Napoleon Bonaparte and Arthur Wellesley, Duke of Wellington, were both born in the same year, one in occupied Corsica and the other as a member of the Protestant Ascendency in Ireland. Though they had very different childhoods, the frustrations they encountered at school shaped the ways in which they approached difficulty.
Both would go on to illustrious military careers, with Wellesley making a name for himself in the British colony of India and Napoleon becoming the emperor of France. Britain and France had been experiencing conflict for some time before the start of Napoleon's rule, but now everything came to a head.
The Napoleonic Wars brought Wellesley and Napoleon into conflict with each other, and eventually, they collided during the Waterloo Campaign. This campaign culminated in the Battle of Waterloo, which would come to be regarded as one of the bloodiest - but also one of the most important - battles in history.
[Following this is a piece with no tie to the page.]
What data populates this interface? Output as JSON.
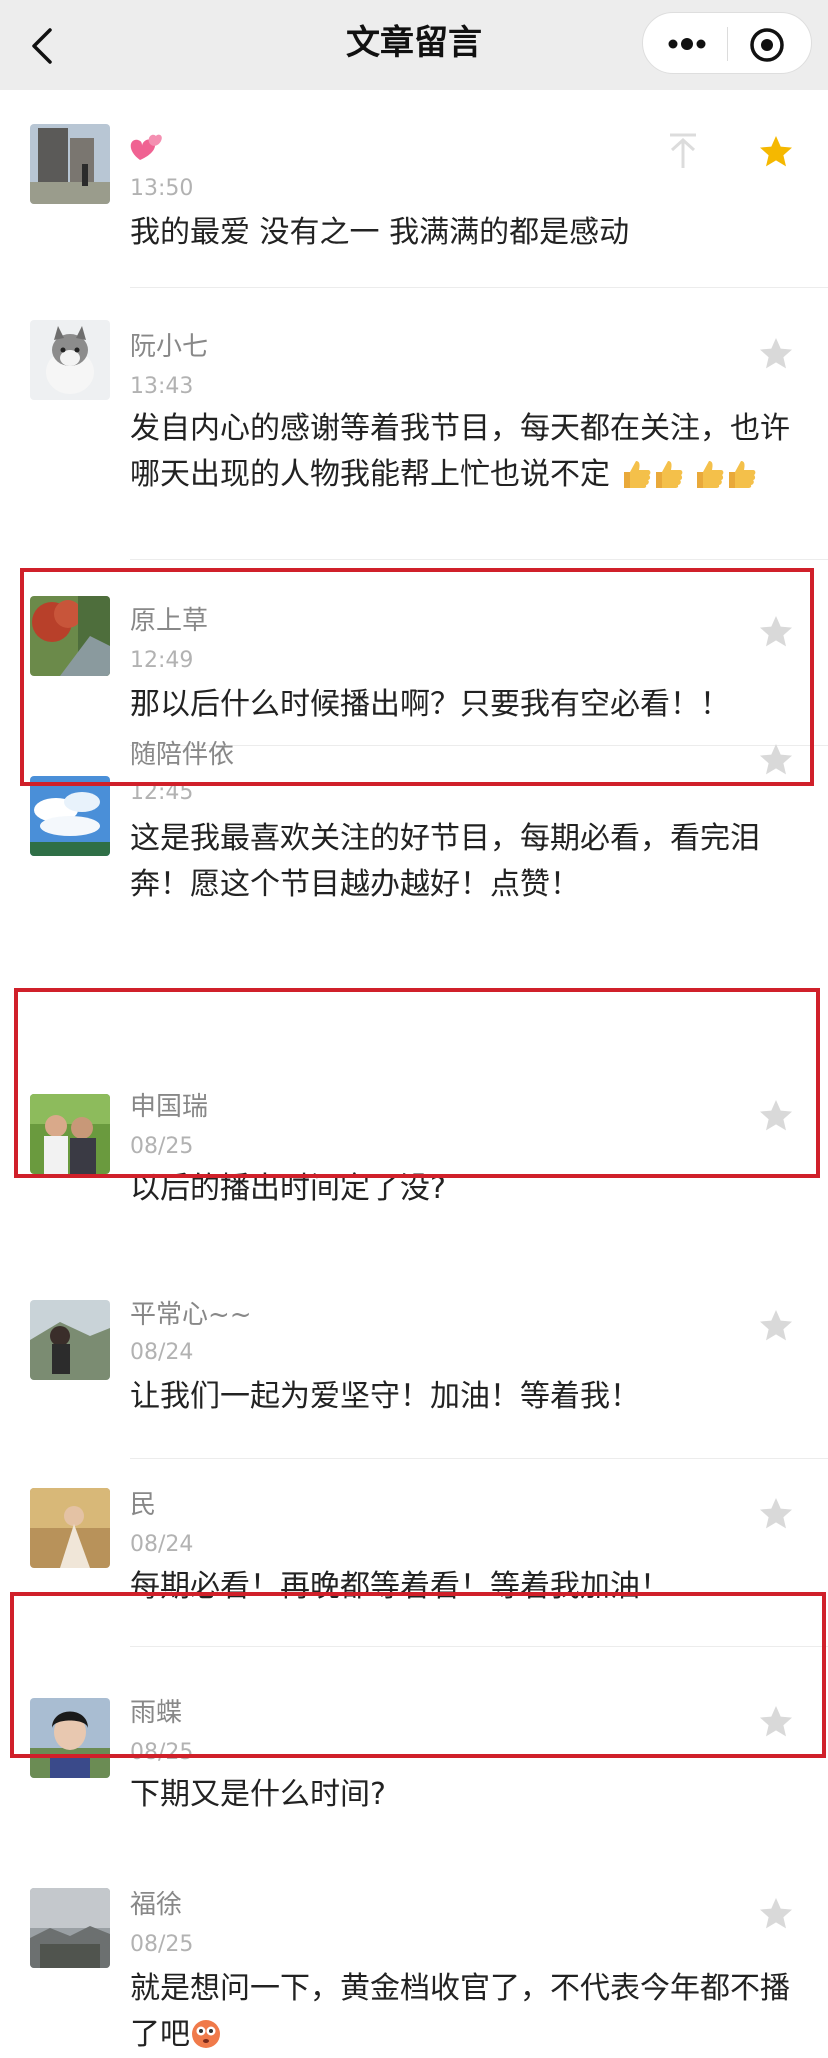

After Napoleon's defeat at the Battle of Waterloo, he went into exile on a remote island in the middle of the Atlantic. Wellesley returned home and involved himself in the British government, helping to shape a Europe that had already been made new by the force of Napoleon's legacy.